» **Required work**
Search the data for the string "this" and copy each line where it turns up.

» **Input**
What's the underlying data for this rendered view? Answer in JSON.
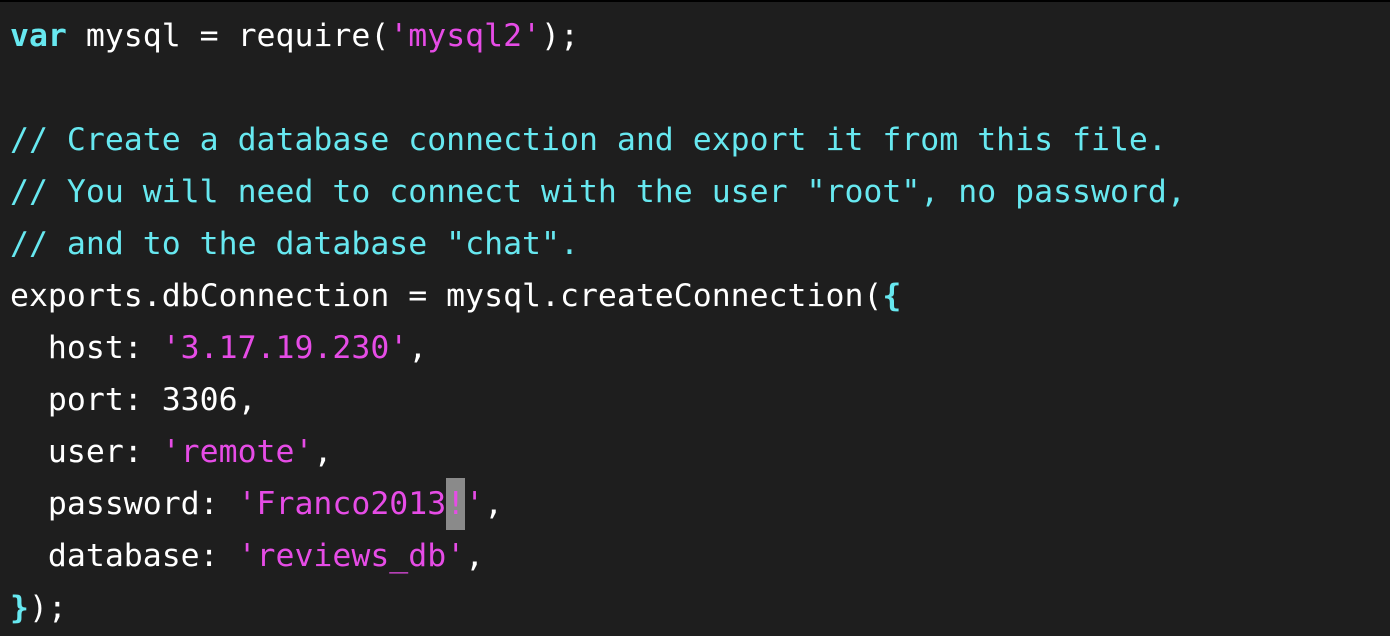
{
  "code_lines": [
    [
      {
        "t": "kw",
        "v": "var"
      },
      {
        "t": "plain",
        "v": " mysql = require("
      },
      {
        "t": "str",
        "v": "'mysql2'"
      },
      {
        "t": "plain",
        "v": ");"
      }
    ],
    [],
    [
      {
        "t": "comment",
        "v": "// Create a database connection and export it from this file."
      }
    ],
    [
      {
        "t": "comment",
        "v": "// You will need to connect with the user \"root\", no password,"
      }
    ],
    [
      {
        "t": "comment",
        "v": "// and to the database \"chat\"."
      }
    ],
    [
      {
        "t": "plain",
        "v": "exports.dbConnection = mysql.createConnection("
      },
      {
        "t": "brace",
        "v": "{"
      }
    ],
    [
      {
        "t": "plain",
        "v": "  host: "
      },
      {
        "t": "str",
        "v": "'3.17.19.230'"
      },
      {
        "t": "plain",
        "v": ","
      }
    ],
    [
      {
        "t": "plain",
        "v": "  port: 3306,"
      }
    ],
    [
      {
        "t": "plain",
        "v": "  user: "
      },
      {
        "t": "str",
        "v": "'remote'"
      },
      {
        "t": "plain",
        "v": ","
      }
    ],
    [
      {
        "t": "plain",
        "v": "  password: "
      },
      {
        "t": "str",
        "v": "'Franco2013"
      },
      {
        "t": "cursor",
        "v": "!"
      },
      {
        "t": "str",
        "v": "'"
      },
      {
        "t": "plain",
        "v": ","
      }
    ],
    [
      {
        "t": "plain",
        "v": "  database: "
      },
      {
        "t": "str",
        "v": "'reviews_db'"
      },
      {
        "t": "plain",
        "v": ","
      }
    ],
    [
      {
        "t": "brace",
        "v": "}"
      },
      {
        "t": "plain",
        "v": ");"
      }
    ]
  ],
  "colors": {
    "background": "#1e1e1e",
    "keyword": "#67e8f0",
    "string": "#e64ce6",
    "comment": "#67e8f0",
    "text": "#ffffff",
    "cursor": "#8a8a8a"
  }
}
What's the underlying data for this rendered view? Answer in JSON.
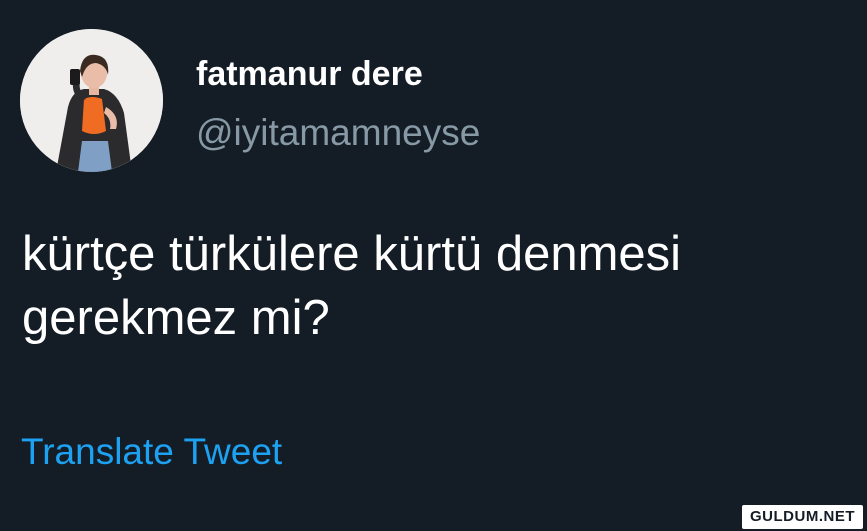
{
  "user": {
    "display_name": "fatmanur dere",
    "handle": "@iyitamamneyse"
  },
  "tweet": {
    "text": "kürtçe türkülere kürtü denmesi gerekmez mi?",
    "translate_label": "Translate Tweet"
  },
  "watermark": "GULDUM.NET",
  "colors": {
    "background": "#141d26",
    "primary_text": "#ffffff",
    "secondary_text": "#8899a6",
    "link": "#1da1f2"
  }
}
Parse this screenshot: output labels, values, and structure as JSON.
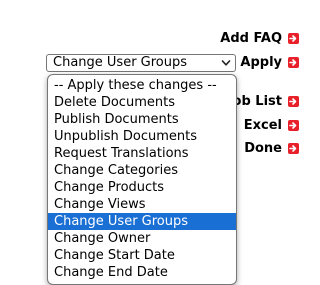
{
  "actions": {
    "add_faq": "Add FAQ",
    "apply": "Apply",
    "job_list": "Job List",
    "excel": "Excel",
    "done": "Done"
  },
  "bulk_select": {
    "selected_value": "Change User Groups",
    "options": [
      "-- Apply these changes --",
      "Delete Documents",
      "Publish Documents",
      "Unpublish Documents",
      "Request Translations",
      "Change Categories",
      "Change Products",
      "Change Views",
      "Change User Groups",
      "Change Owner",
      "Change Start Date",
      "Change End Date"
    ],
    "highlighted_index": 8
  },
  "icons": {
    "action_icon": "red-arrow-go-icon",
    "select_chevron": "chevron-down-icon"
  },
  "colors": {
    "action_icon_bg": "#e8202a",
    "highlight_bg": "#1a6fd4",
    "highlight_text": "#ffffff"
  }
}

» **Worked solution**
What's the underlying data for this rendered view? Answer in JSON.
        "v": "// Create a database connection and export it from this file."
What's the underlying data for this rendered view? Answer in JSON.
Parse this screenshot: output labels, values, and structure as JSON.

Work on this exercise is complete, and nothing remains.